What l rlaim is:
1. Vin cmnbination in a plate glass polishingmachine, a circular driven table adapted to carry the glass, a pair of circular polishing runners whose combined dian'ieters ap proximate that of the table mounted above the table with their polishing surfaces in opposition to the surface of the table and adapted to rest upon the glass on the table and be rotated by their frictional contact therewith, a pair of smaller polishing runners limited with their axes of rotation adjacent the'e'dge of the table, and means tor-rotating the smaller runners-from the larger ones.
2. In eonibinat-ii'in in a plate. glass polishing machine. a circular driven table adapted to carry the glass, a plurality of circular polishing runners of relatively large diameter mounted above the table with their polishing surf-aces in opposition to the surface of the table and adapted to rest upon the glass on the table and be rotated by their frictional eontact therewith and together covering the major portion of the table, a plurality of smaller runners located with their axes. of rotation adjacent the edges of the table. and-means for driving the smaller runners from the larger ones.
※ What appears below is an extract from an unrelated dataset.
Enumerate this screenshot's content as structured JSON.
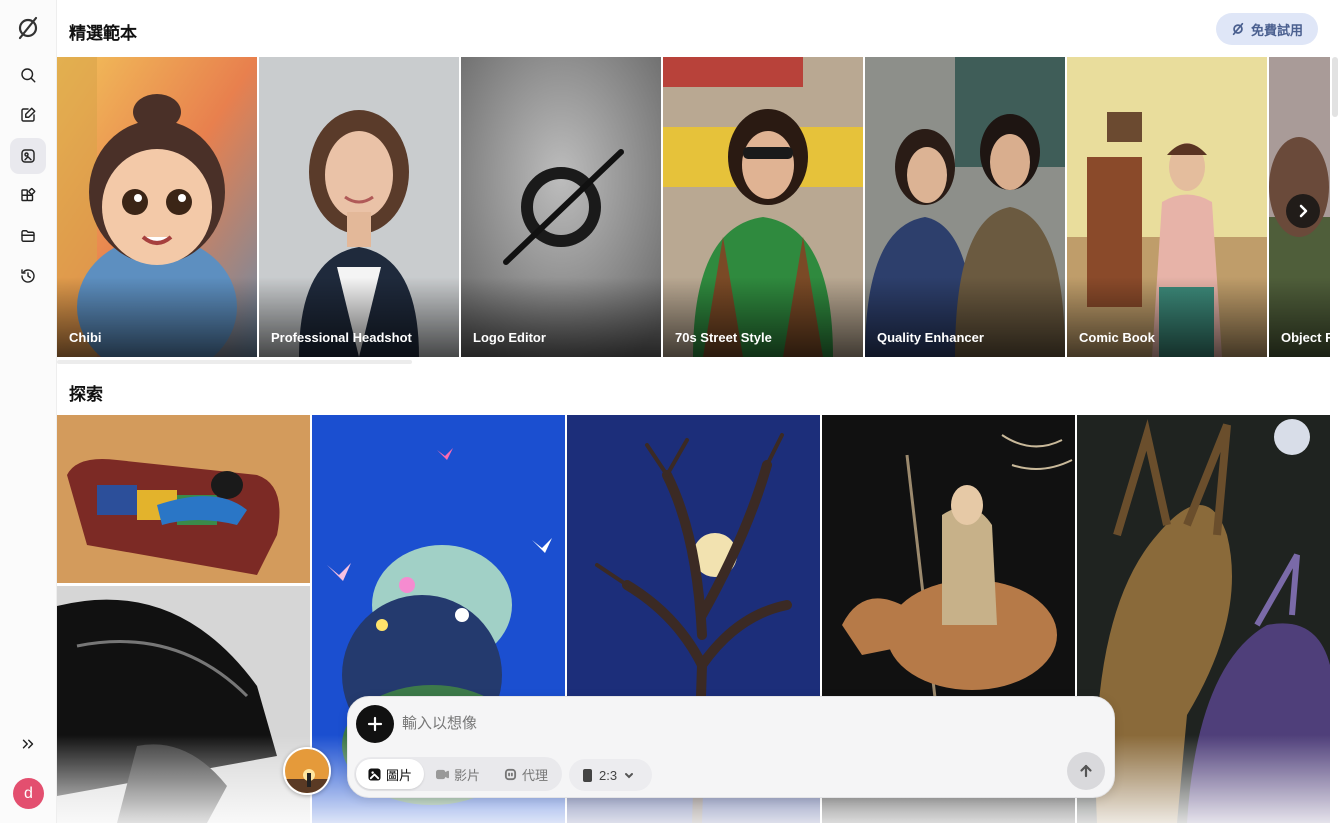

In testimony whereof, I have hereunto subscribed my. name this 17th day of May.
GEORGE \V. CAKES;